*Assignment*:
Filter this material down to the lines that hold "base", copying each one.

*Given records*:
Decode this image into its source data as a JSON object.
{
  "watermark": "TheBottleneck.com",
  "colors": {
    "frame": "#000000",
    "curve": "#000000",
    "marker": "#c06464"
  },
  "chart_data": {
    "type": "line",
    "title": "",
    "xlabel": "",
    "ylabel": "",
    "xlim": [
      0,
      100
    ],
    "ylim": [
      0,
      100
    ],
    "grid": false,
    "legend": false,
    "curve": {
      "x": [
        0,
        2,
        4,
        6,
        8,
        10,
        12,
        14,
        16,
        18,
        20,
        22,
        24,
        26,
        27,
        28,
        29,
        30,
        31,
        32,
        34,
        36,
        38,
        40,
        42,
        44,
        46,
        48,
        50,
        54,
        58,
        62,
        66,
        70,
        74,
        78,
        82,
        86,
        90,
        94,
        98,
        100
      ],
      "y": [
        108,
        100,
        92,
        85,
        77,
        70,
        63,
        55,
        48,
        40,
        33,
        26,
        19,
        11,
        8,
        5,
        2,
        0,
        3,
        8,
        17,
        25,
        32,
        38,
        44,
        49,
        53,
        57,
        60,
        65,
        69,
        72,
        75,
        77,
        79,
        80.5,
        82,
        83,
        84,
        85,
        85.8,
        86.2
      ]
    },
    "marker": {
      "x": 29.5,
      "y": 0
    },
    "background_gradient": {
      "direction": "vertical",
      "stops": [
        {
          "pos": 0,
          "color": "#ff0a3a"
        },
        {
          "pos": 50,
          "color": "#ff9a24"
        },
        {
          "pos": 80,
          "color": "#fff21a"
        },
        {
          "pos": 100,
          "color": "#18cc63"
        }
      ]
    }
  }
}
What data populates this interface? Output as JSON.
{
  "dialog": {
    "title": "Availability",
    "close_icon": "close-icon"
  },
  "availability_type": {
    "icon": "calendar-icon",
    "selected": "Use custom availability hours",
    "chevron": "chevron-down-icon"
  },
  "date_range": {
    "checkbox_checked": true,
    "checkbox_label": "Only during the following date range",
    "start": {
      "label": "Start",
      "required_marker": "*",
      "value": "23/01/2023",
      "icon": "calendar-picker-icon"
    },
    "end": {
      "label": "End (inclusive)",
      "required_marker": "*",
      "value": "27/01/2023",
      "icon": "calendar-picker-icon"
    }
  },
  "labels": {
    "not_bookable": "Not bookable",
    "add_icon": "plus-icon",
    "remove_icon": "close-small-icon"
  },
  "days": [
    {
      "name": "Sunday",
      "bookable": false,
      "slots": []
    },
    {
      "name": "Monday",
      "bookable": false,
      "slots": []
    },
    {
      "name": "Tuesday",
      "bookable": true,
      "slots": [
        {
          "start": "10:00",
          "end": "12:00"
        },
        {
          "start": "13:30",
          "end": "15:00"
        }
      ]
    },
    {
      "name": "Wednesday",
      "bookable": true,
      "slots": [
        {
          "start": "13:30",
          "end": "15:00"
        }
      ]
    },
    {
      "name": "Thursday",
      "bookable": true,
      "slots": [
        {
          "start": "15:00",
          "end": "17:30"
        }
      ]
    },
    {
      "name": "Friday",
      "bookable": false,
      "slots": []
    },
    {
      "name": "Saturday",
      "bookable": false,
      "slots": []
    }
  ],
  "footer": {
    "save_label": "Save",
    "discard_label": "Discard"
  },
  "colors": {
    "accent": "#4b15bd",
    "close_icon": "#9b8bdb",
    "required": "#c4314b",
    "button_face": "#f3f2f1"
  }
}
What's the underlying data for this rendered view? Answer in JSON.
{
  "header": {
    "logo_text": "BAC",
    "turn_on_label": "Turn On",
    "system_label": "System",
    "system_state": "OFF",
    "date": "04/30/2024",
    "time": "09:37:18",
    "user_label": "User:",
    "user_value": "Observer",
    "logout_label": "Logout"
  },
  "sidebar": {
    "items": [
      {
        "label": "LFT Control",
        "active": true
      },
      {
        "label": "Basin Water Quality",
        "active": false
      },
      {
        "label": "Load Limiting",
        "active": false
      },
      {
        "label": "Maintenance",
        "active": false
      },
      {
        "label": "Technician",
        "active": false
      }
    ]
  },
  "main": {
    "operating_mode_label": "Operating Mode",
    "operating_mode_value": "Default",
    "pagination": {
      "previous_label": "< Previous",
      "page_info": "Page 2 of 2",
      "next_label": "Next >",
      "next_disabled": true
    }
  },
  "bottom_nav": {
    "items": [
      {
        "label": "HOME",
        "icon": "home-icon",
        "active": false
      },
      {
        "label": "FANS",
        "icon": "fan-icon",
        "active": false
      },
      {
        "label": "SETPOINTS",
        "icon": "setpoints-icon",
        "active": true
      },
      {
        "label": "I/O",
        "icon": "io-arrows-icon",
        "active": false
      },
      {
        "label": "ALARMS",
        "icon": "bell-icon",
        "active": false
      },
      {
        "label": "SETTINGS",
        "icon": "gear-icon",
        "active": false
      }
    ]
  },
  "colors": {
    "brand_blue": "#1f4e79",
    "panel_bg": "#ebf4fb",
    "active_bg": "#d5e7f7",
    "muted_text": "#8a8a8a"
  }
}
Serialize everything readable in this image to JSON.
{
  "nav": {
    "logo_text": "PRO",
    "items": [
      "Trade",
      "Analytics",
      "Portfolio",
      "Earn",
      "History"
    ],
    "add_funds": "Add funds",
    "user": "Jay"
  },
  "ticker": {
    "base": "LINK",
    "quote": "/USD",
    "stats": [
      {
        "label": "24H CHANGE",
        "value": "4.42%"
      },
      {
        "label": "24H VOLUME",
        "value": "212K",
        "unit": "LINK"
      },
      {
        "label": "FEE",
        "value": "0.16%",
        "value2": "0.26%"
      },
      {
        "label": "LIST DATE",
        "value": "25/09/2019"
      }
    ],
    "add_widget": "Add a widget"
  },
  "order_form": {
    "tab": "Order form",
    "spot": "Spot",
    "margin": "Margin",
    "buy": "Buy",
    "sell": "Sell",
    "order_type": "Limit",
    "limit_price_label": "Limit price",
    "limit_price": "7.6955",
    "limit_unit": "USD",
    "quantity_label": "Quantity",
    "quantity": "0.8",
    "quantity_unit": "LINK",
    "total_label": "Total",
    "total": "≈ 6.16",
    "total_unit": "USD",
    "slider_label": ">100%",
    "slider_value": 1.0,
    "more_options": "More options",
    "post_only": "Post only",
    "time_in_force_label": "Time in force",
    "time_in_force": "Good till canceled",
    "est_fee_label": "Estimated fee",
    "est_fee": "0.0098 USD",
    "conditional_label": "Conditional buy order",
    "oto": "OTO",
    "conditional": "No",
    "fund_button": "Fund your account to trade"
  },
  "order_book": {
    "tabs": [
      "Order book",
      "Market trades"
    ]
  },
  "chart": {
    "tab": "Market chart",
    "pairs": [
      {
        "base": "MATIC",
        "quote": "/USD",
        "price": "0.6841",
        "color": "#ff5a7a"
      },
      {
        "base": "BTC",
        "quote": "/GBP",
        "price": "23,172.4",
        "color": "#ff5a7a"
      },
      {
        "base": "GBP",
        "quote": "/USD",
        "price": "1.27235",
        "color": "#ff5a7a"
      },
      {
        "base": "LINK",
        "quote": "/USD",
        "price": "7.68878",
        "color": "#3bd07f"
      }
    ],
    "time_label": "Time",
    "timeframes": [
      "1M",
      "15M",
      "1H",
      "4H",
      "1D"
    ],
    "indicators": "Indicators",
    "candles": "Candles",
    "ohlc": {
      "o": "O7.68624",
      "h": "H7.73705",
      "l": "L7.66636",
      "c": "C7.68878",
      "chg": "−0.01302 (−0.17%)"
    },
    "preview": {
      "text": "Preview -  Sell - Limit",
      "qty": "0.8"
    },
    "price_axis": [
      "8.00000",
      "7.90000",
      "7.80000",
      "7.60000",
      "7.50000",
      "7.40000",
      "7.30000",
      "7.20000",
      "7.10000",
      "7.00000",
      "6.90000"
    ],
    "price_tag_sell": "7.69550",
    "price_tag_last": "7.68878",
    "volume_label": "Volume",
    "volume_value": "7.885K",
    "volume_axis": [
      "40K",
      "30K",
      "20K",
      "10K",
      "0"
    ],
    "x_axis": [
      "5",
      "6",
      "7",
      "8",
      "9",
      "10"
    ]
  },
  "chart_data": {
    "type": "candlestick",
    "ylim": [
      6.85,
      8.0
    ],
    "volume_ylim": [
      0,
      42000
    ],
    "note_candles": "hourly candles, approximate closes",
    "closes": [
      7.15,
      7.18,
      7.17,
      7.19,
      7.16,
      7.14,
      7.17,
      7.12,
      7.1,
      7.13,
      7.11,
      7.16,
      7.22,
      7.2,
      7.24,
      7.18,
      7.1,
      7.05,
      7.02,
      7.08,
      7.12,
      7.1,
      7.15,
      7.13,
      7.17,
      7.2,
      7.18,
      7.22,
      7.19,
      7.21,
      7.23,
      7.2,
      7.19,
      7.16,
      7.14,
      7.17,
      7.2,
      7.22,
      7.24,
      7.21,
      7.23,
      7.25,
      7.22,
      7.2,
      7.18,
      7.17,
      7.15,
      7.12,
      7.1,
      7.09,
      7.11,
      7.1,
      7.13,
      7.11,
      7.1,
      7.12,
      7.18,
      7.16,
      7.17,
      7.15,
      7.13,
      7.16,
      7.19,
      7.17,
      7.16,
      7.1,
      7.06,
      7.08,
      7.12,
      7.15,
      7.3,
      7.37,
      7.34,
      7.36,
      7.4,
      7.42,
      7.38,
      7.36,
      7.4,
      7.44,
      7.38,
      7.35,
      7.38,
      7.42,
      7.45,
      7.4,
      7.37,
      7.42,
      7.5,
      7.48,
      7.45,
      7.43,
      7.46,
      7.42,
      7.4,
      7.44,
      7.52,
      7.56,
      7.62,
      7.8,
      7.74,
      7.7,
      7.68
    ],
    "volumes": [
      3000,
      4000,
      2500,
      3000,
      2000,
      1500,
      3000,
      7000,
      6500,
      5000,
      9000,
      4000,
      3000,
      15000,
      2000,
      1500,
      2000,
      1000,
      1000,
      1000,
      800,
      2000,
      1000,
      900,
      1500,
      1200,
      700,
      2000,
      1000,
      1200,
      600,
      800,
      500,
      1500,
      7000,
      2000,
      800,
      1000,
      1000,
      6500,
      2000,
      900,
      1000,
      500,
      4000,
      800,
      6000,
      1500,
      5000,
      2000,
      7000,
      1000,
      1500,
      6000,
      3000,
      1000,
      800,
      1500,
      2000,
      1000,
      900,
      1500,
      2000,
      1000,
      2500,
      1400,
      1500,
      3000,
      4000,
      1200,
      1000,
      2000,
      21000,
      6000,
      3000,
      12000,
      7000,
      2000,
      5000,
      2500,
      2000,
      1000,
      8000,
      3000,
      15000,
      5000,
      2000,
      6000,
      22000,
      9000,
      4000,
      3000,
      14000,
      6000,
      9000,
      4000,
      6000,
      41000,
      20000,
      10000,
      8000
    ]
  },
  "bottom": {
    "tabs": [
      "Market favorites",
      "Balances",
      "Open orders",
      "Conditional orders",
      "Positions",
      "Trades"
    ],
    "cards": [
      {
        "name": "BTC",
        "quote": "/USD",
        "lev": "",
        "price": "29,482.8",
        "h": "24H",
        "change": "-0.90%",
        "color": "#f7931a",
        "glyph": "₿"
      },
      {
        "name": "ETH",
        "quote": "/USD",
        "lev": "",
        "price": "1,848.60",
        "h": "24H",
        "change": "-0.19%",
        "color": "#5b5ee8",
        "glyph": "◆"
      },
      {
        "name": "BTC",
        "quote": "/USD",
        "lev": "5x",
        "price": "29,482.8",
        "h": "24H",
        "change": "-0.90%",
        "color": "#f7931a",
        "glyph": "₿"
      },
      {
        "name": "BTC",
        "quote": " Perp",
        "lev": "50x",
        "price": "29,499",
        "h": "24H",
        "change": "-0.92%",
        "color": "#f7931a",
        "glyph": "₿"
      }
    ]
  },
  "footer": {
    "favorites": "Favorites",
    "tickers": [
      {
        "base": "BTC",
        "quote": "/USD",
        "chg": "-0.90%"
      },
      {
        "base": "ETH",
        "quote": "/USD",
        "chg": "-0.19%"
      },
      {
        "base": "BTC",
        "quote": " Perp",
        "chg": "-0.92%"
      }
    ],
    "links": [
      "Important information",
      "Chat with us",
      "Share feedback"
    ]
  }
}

*Solved exercise*:
    "base": "LINK",
        "base": "MATIC",
        "base": "BTC",
        "base": "GBP",
        "base": "LINK",
        "base": "BTC",
        "base": "ETH",
        "base": "BTC",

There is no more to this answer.